As Ms. Toni puts it, “This statement is more condescending to women than anything in the movie. I don’t want to throw around accusations, but what exactly is Stewart saying here? We have women represented from all angles in this movie. We have superheroes, secret agents, scientists, ass-kicking spies, and yes, a housewife. Is Stewart saying that Laura Barton is any less of a strong woman, any less of a valuable character, because she’s a housewife? Feminism is about equality. It’s about respecting a woman’s choice to be whatever the hell she wants to be. If Laura Barton chooses to focus on raising her family, then all the power to her. How dare you reduce the role that so many women choose to make into some sort of anti-feminist ‘gender shit’. I saw nothing wrong with Laura Barton’s character. She is simply another example of a strong woman, doing what strong women do.”
Even Buffy, in “Older and Faraway”, (6.14) told Dawn that her most important job was caring for her. Saving the world a gazillion times was nothing compared to making sure her younger sister grew up to be a mature, functioning, caring adult in this world.
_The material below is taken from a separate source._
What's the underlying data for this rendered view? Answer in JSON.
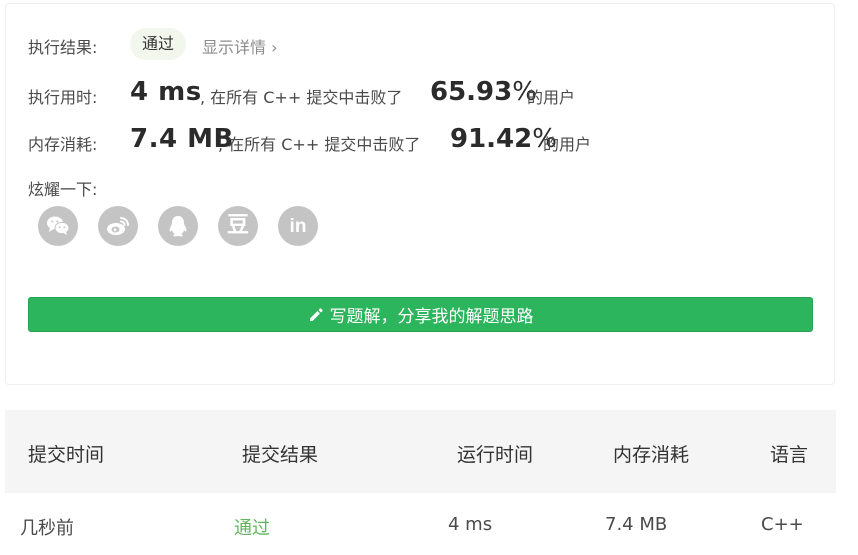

The Independent’s Matthew James gets the final word in this because he so eloquently puts the real issue before us, “The characters in Age Of Ultron are driven by creation. The villainous Ultron speaks on how humans come to accept their own mortality once they have had children. Ultron is a child of Tony Stark and sees the destruction of his father as necessary for evolution. Hawkeye is revealed to have children, and he is fighting for them to have a better world. The twins Quiksilver and Scarlett Witch are orphaned children, fuelled by their grief and anger. The Vision is a child of Ultron, but he is only brought to life thanks to creative contributions from other Avengers.
And Bruce Banner, the man who loves Widow, is unable to have children due to the gamma radiation which riddles his body. Viewed in this context, we see that Widow’s own plight is a function of the movie’s overall theme. She had her ability to create taken away from her. It’s not that she wants children, it’s that she cannot have them even if she did. Anything which might detract from her being a killer was stripped from her. It is not her infertility that makes her fear she’s a monster. It’s that her creators stole it from her. That they might have made her more weapon than human.
A lot of the criticism has been hung on this word: “monster”. But she doesn’t actually call herself that. She asks Bruce “Still think you are the only monster on the team?” She is vulnerable, sharing a secret. And it’s worth noting that the use of the word “monster” is deployed very deliberately. The movie invokes Frankenstein as it fills its cast with creators and creations. Captain America, Iron man, and The Vision all refer to themselves as monsters in various ways.”
So, Joss Haters, look in thy glass. You are the ones creating the roadblocks to equality by your reductive visions of true feminism. As, Mr. James points out, “True equality, when it arrives, will announce itself with diversity.”